*** DATA FOR REVIEW ***

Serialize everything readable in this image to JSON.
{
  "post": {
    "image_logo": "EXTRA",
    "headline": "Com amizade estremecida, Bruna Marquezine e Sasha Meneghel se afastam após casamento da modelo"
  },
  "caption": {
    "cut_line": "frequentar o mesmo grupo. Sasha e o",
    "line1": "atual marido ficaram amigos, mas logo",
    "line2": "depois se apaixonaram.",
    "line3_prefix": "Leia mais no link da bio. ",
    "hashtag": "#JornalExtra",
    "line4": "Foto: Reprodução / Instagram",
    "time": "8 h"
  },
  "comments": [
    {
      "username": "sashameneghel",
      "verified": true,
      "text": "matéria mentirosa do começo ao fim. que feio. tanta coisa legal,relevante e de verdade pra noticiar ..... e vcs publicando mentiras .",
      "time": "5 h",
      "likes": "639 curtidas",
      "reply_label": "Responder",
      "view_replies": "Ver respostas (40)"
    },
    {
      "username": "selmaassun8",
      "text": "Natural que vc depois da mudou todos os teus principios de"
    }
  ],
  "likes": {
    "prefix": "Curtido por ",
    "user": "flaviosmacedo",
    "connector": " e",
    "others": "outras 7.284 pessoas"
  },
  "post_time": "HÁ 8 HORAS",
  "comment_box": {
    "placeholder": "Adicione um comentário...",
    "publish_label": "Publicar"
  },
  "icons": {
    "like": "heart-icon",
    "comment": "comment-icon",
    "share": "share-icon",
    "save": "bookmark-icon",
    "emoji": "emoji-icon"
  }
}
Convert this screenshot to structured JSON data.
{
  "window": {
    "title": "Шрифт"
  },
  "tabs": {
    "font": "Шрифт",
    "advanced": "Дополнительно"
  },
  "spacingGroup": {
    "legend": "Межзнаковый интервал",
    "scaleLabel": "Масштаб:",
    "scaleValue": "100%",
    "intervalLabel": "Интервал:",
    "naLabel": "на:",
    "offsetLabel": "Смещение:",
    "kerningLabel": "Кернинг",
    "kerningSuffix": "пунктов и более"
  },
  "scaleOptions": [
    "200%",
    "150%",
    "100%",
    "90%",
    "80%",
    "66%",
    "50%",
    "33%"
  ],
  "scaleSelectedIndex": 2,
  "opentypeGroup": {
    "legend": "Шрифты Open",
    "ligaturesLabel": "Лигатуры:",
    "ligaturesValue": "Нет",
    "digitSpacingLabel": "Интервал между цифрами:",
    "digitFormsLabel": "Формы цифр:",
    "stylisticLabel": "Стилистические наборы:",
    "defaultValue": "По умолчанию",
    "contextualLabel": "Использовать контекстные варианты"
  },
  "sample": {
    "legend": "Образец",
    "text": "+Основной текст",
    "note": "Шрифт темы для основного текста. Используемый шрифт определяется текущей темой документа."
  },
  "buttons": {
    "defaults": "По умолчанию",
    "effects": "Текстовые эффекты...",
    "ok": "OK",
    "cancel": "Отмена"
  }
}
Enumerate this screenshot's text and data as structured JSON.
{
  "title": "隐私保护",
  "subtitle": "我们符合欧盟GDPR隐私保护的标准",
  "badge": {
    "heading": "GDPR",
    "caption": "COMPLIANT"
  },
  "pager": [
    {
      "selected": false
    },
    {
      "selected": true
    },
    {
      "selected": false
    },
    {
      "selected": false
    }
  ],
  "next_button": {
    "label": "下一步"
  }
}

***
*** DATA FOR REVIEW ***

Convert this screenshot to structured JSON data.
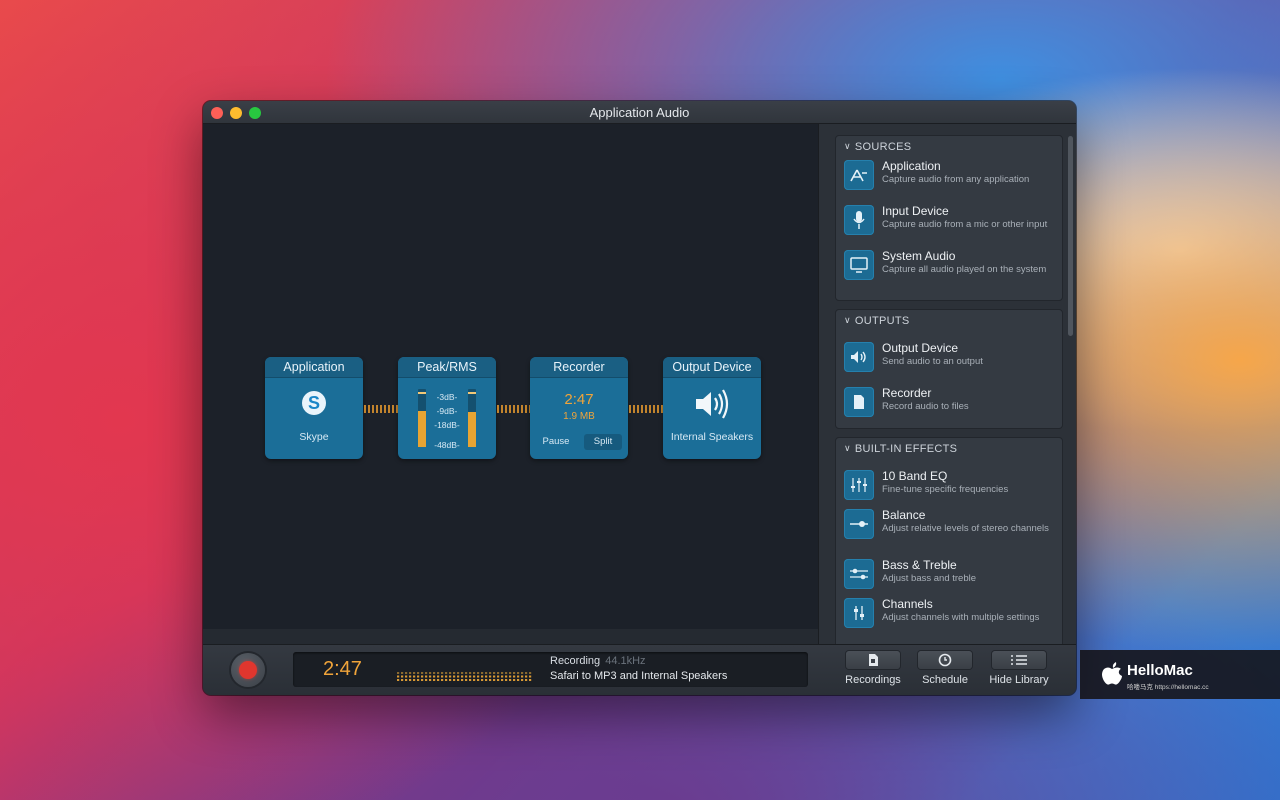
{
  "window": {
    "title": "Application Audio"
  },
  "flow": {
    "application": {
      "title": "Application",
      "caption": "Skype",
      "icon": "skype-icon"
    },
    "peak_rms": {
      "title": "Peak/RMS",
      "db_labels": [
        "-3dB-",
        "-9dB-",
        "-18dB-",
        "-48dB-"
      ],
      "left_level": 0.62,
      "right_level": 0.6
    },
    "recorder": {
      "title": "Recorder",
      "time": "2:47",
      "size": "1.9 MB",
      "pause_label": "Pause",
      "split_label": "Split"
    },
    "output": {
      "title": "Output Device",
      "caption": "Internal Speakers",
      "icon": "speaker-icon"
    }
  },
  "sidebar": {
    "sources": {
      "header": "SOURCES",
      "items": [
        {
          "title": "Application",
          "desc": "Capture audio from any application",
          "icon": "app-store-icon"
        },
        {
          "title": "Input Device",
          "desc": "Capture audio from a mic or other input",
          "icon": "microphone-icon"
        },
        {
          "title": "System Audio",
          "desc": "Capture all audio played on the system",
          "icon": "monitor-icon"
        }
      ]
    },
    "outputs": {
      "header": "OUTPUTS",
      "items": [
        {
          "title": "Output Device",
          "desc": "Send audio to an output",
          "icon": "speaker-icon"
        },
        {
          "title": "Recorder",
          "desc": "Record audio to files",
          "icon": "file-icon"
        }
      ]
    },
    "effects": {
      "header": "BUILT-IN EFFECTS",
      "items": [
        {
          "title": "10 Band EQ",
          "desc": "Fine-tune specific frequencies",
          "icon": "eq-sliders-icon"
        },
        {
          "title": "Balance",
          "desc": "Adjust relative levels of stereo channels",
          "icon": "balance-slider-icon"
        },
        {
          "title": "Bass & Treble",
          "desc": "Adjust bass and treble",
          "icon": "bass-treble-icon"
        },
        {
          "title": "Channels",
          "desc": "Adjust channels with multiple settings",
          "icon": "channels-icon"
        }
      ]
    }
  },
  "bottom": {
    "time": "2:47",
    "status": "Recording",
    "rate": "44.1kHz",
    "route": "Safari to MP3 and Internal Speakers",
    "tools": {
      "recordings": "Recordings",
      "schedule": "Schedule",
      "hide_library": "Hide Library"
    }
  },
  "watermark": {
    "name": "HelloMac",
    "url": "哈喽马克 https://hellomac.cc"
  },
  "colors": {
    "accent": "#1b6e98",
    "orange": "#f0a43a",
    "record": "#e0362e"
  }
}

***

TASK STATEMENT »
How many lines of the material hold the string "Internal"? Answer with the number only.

RESULT FOR THIS TASK »
2